  • no trees under protection by the City of Toronto that need to be taken down. How will you know if your tree is protected, you ask? Rule of thumb is, if you have a tree with a trunk larger than 0.3 metres in diameter at 1.4 metres above ground it’s likely protected and you will need to get a tree removal permit from Toronto Parks and Forestry.

To prevent us dreamers from going too crazy building monstrosities in our backyard for our kids there are limits on how tall we can go. These houses or suites can not be more than six metres tall and can not be less than five metres away from the main house.

So what do you need to do next?

Assuming you’ve now determined you want a laneway house or garden suite, and your town or city allows these types of houses, my recommendations are to now:

  1. Confirm your property meets the criteria set out by your town or city
  2. Hire an Ontario Land Surveyor to prepare a Surveyor’s Real Property Report and Topographic Survey of your property
  3. Use your surveys to determine the area or space you have to build on, making sure you’re not too close to your main house or the neighbouring properties and allowing the 0.9 metre width access path needed to the front of your property
  4. Decide if you are hiring a general contractor, or managing the architect and builder yourself
  5. Design your laneway house or garden suite and finalize the plans
  6. Apply for building permits through your town or city
  7. Inquire with your town of city if any other permits are required, like a tree removal permit
  8. If you live in Toronto consider applying to the city’s Development Charges Deferral Program to defer development charges for twenty years

How important is it to get a survey?

Before you begin designing your new laneway house or garden suite it’s smart to get a Surveyor’s Real Property Report to give you the base plan to work with for your design. This report shows the property’s boundaries and maps out any existing buildings or fences on the property.

In the City of Toronto a combined Surveyor’s Real Property Report and Topographic Survey is key for calculating the established grade of your land, lot coverage and other important details needed by the city to issue a building a permit.

You may not realize this but even if you already have a survey from when you purchased the property it may be considered outdated if it’s over ten years old or if you’ve made any structural changes to your property, like building a shed, fence or adding any structural permanent landscaping features.

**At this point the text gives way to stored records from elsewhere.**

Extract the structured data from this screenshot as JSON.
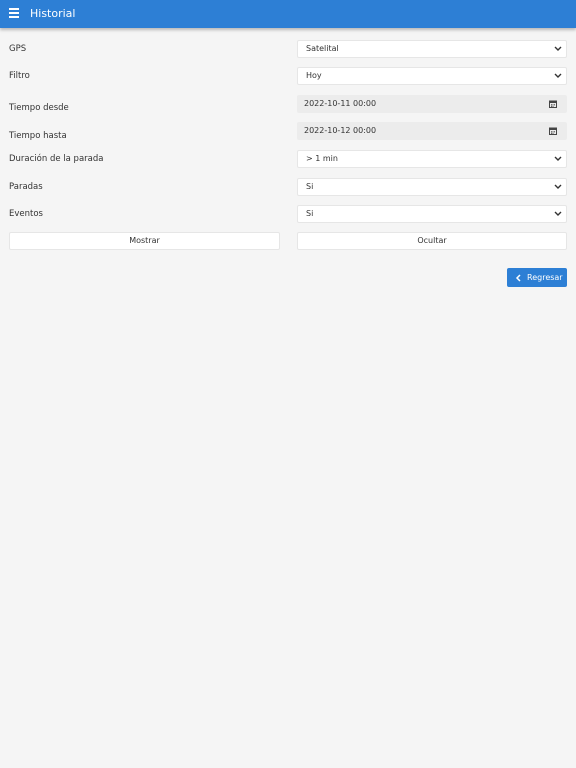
{
  "header": {
    "title": "Historial"
  },
  "form": {
    "gps": {
      "label": "GPS",
      "value": "Satelital"
    },
    "filtro": {
      "label": "Filtro",
      "value": "Hoy"
    },
    "tiempo_desde": {
      "label": "Tiempo desde",
      "value": "2022-10-11 00:00"
    },
    "tiempo_hasta": {
      "label": "Tiempo hasta",
      "value": "2022-10-12 00:00"
    },
    "duracion": {
      "label": "Duración de la parada",
      "value": "> 1 min"
    },
    "paradas": {
      "label": "Paradas",
      "value": "Si"
    },
    "eventos": {
      "label": "Eventos",
      "value": "Si"
    }
  },
  "actions": {
    "mostrar": "Mostrar",
    "ocultar": "Ocultar",
    "regresar": "Regresar"
  },
  "icons": {
    "menu": "menu-icon",
    "dropdown": "chevron-down-icon",
    "calendar": "calendar-icon",
    "back": "chevron-left-icon"
  },
  "colors": {
    "primary": "#2d7fd5",
    "background": "#f5f5f5",
    "field_bg": "#ffffff",
    "date_field_bg": "#ececec"
  }
}
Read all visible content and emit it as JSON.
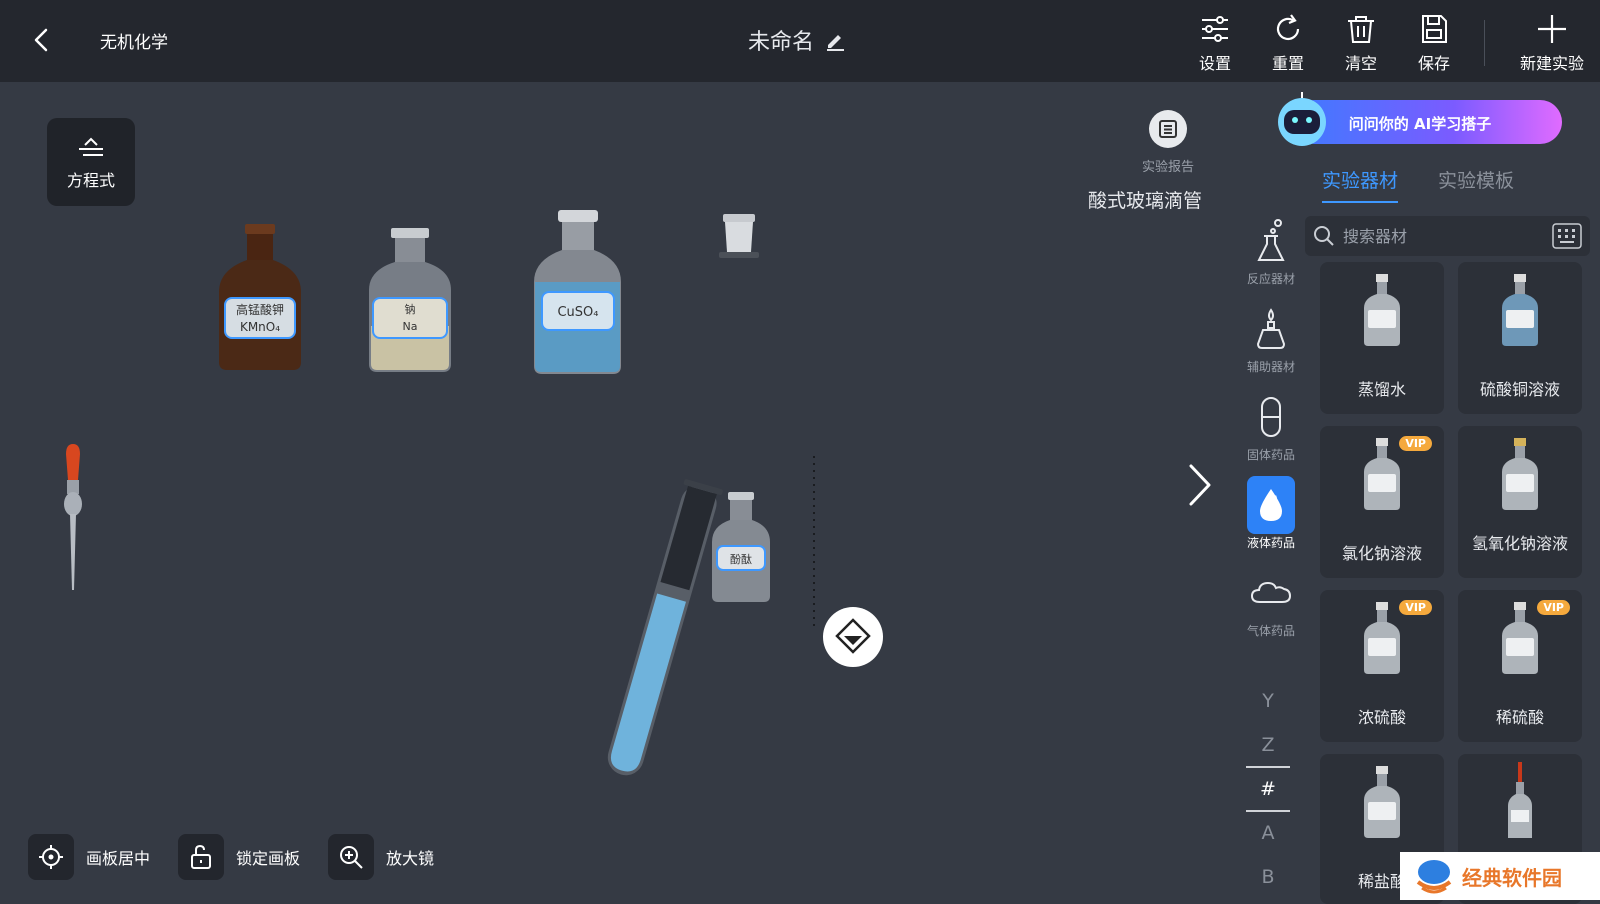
{
  "header": {
    "crumb": "无机化学",
    "title": "未命名",
    "buttons": [
      {
        "label": "设置",
        "icon": "sliders-icon"
      },
      {
        "label": "重置",
        "icon": "refresh-icon"
      },
      {
        "label": "清空",
        "icon": "trash-icon"
      },
      {
        "label": "保存",
        "icon": "save-icon"
      },
      {
        "label": "新建实验",
        "icon": "plus-icon"
      }
    ]
  },
  "canvas": {
    "equation_label": "方程式",
    "report_label": "实验报告",
    "selected_item": "酸式玻璃滴管",
    "bottles": [
      {
        "line1": "高锰酸钾",
        "line2": "KMnO₄"
      },
      {
        "line1": "钠",
        "line2": "Na"
      },
      {
        "line1": "",
        "line2": "CuSO₄"
      }
    ],
    "small_bottle_label": "酚酞"
  },
  "bottom_tools": [
    {
      "label": "画板居中",
      "icon": "crosshair-icon"
    },
    {
      "label": "锁定画板",
      "icon": "unlock-icon"
    },
    {
      "label": "放大镜",
      "icon": "zoom-in-icon"
    }
  ],
  "sidebar": {
    "ai_banner": "问问你的 AI学习搭子",
    "tabs": [
      "实验器材",
      "实验模板"
    ],
    "search_placeholder": "搜索器材",
    "categories": [
      {
        "label": "反应器材",
        "icon": "flask-icon"
      },
      {
        "label": "辅助器材",
        "icon": "burner-icon"
      },
      {
        "label": "固体药品",
        "icon": "capsule-icon"
      },
      {
        "label": "液体药品",
        "icon": "drop-icon"
      },
      {
        "label": "气体药品",
        "icon": "cloud-icon"
      }
    ],
    "letters": [
      "Y",
      "Z",
      "#",
      "A",
      "B"
    ],
    "items": [
      {
        "label": "蒸馏水",
        "vip": ""
      },
      {
        "label": "硫酸铜溶液",
        "vip": ""
      },
      {
        "label": "氯化钠溶液",
        "vip": "VIP"
      },
      {
        "label": "氢氧化钠溶液",
        "vip": ""
      },
      {
        "label": "浓硫酸",
        "vip": "VIP"
      },
      {
        "label": "稀硫酸",
        "vip": "VIP"
      },
      {
        "label": "稀盐酸",
        "vip": ""
      },
      {
        "label": "",
        "vip": ""
      }
    ]
  },
  "watermark": "经典软件园"
}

Also, property or boundary markers are usually placed at the front of properties, but when you get a survey done for the purpose of building a laneway house or garden suite these property markers can be staked out at the rear corners of the property. Having these in place will help things go smoothly when city inspectors visit your property, and the building process begins.

Make no mistake, there is a lot to consider, and a lot of planning to do, and I can’t stress enough how important it is to reach out to your town or city to learn about their by-laws and requirements before you get started – but overall the big message here is that there is a lot to be gained, by adding one of these additional housing units to your property. Start planning now – and it’s never too early to ask for a quote or advice.

About the Author

Leslie Gilbert

Leslie Gilbert

Leslie Gilbert is a communicator and environmentalist with over 15 years’ experience specializing in behaviour change communication. When not writing communications plans, web copy and social media content she can usually be found travelling, hiking or relaxing at the cottage with her family.

Let's Work Together

Specializing in urban redevelopment, commercial land development, construction, heavy civil and infrastructure projects across Ontario.

About Us

Committed to providing our clients with excellent products and customer service.

Related Posts




Submit a Comment

Your email address will not be published. Required fields are marked *

Let’s Work Together

If you are looking for a new partner for your next project, reach out today to learn what sets us apart.